BEGIN
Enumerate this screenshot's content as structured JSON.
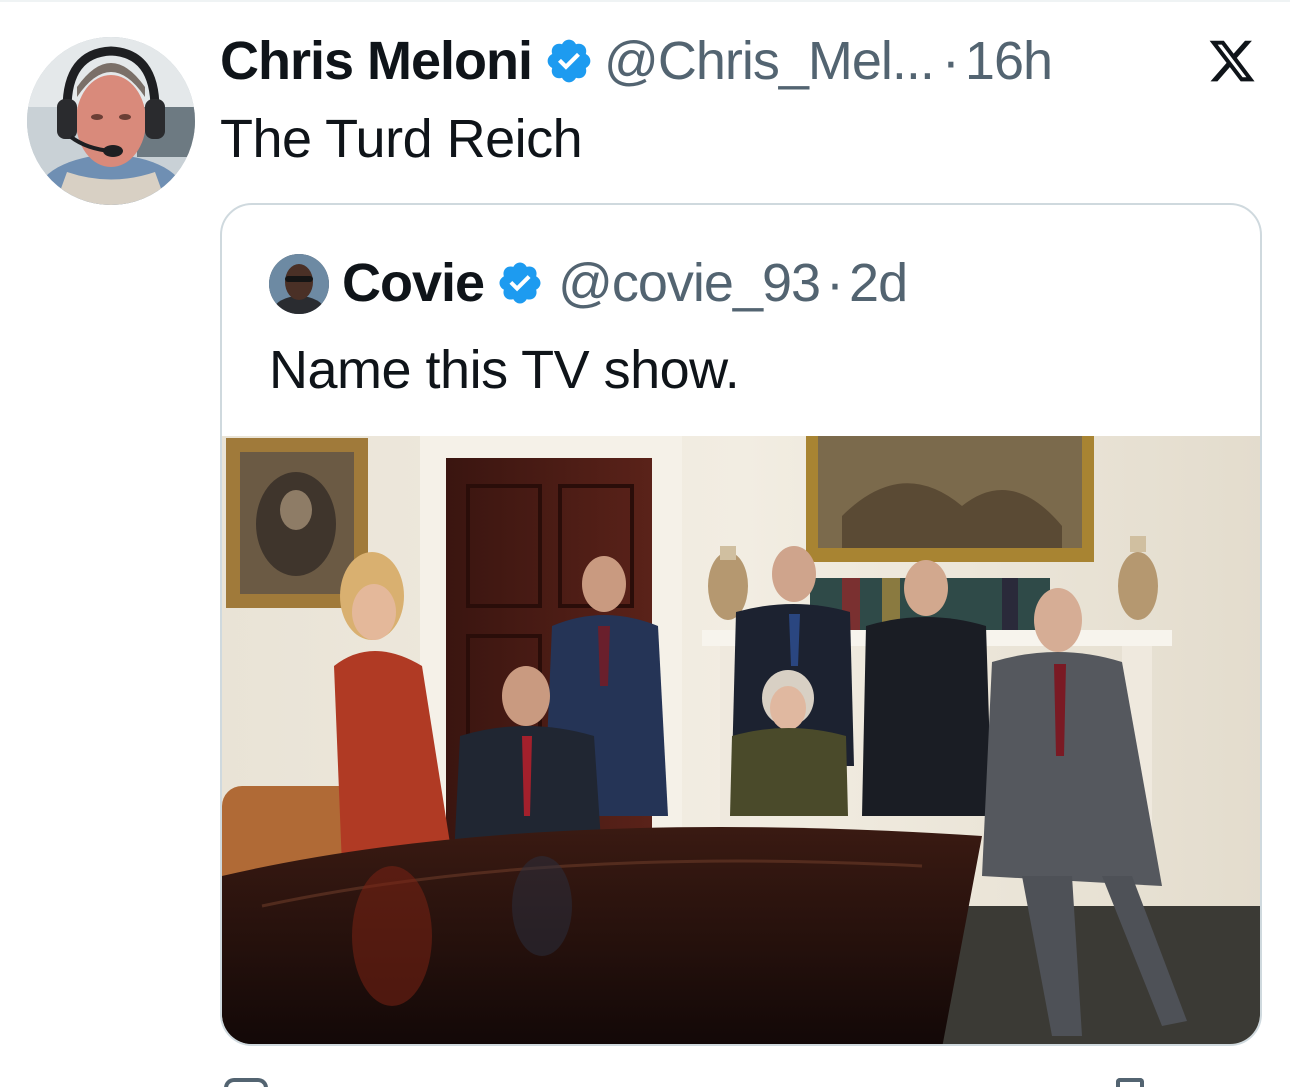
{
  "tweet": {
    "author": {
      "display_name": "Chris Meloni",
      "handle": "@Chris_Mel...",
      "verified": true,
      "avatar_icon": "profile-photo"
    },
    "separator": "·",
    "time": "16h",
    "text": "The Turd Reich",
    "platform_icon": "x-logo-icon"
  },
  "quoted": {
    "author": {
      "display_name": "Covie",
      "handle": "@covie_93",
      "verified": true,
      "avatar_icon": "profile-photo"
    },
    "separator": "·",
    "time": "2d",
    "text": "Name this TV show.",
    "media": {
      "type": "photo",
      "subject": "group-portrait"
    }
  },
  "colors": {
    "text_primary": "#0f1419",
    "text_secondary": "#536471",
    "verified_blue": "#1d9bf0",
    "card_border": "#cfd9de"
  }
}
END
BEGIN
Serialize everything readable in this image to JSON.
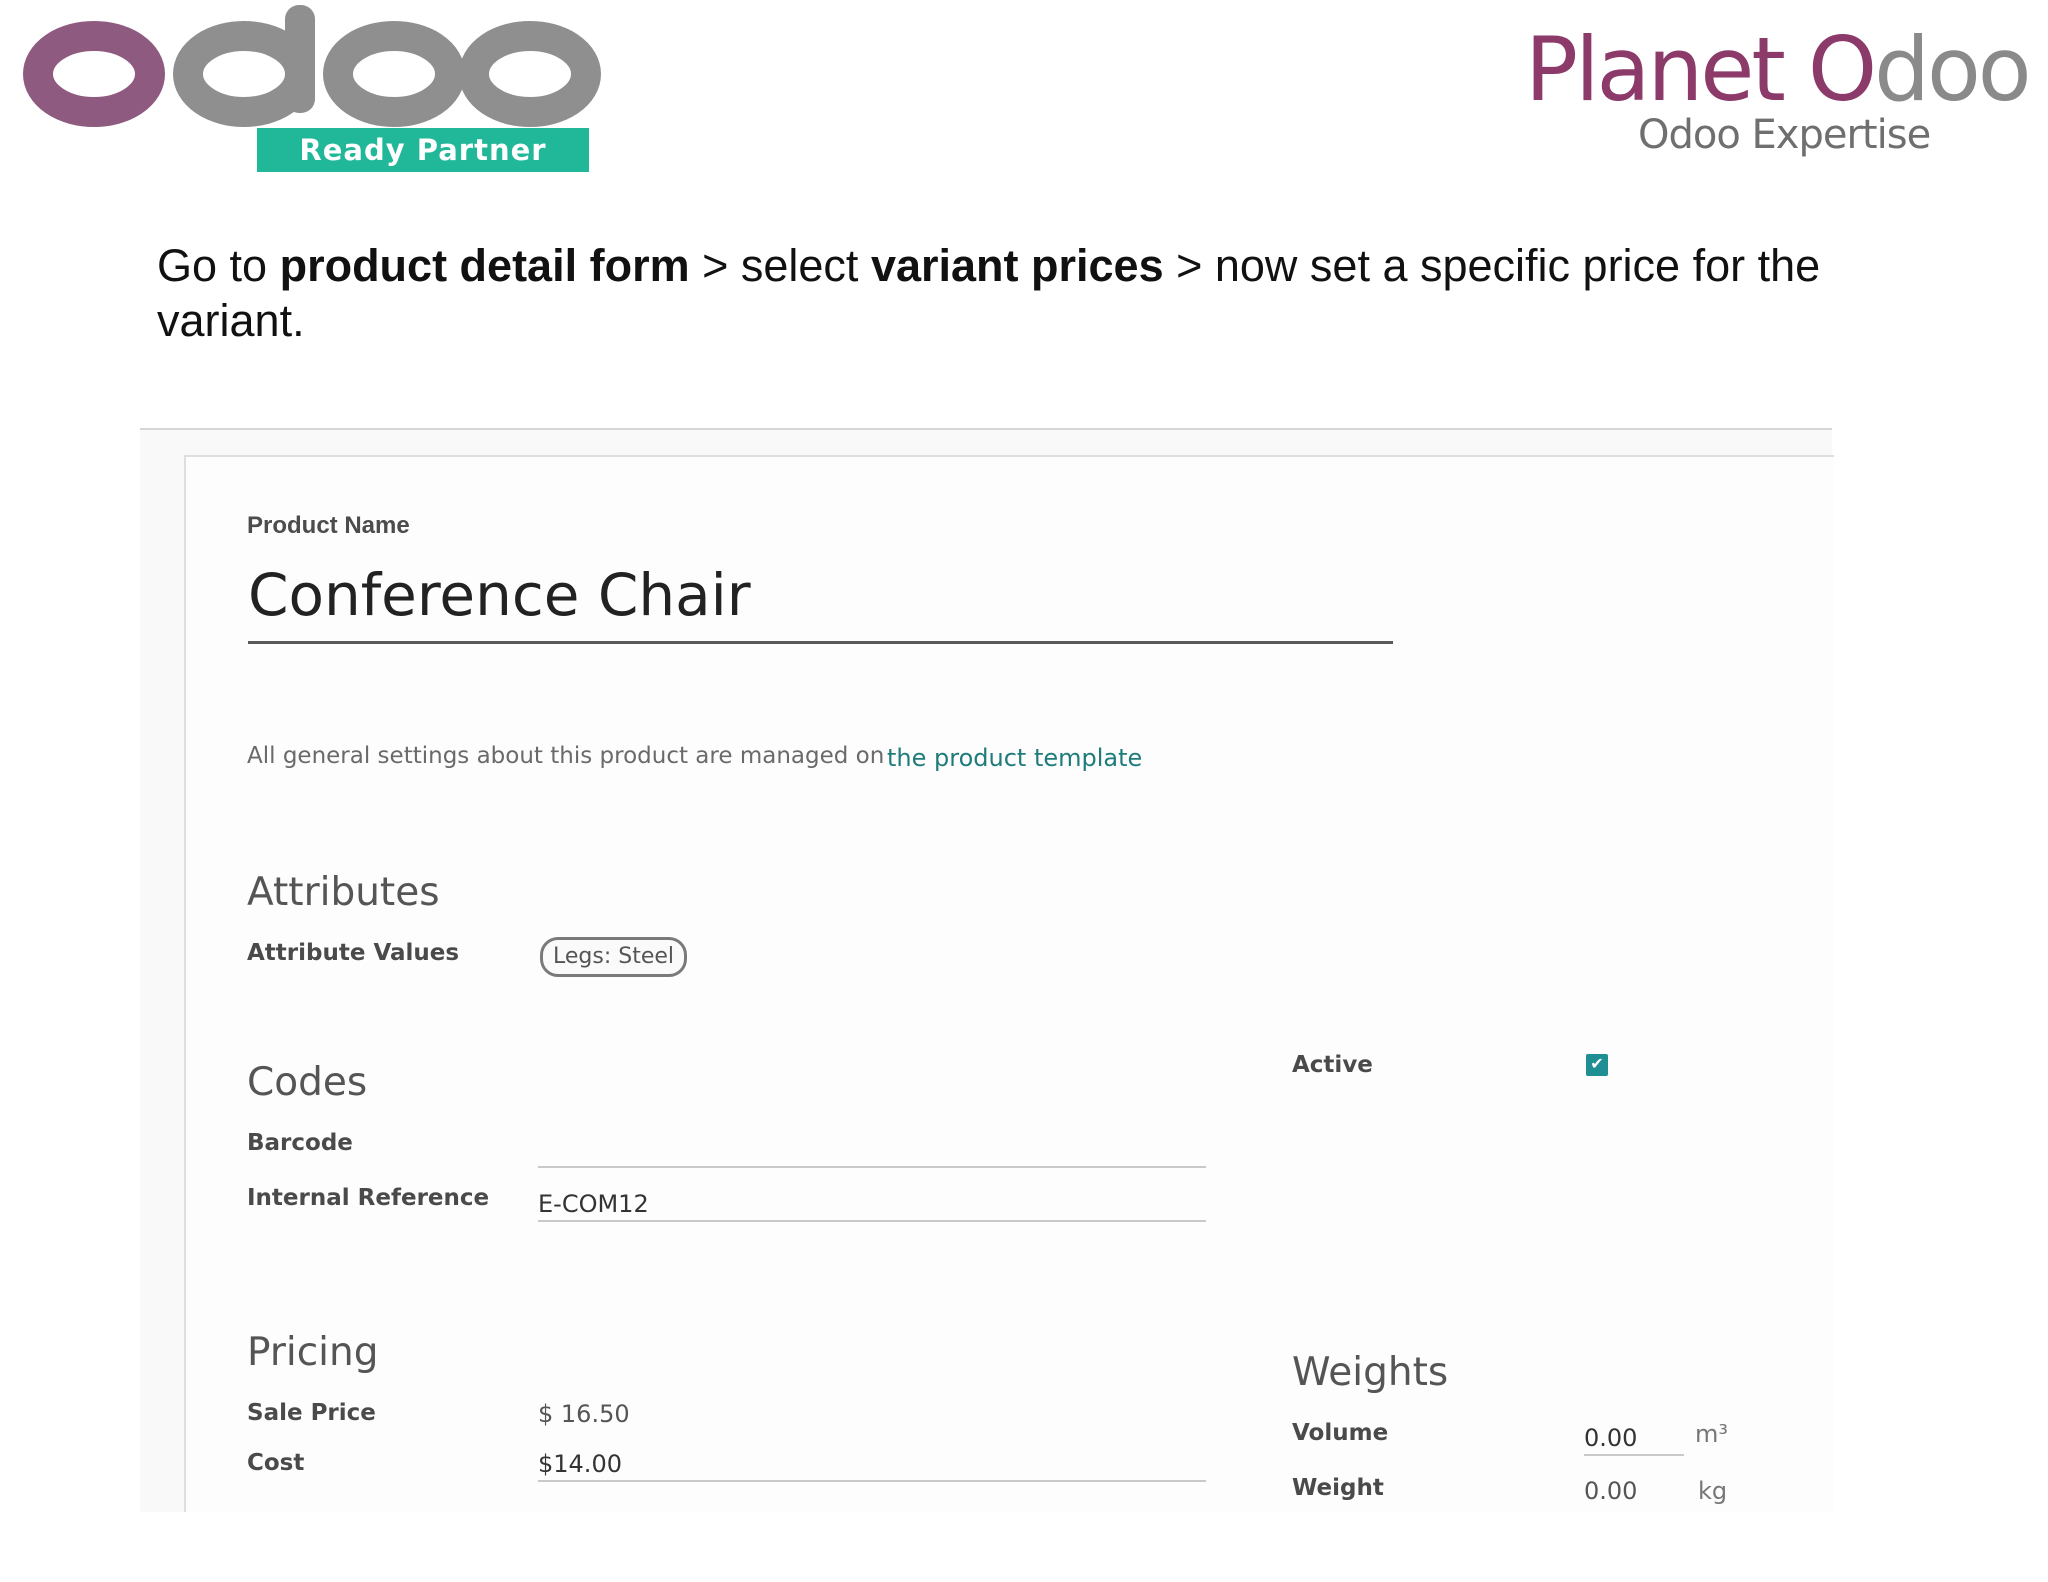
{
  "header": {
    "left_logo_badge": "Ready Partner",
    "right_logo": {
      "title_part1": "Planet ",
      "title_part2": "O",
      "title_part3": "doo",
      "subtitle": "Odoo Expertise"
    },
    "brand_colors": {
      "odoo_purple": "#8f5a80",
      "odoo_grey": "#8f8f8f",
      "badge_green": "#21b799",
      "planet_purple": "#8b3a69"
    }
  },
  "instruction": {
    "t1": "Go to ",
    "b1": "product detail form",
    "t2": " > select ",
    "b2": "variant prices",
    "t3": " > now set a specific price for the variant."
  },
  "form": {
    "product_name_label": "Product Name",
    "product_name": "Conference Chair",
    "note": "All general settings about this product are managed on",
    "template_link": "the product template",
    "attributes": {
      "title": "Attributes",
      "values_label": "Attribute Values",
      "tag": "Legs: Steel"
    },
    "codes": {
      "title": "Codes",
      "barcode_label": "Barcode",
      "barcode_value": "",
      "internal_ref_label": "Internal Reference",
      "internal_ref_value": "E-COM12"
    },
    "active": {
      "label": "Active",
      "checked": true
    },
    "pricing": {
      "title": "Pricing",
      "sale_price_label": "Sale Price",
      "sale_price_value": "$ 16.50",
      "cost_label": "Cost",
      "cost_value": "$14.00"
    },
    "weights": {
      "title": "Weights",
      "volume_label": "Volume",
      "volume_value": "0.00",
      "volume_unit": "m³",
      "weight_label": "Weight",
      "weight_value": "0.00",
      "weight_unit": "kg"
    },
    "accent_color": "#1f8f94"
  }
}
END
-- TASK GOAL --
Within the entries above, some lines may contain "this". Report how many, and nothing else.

-- ANSWER TO THE PROBLEM --
4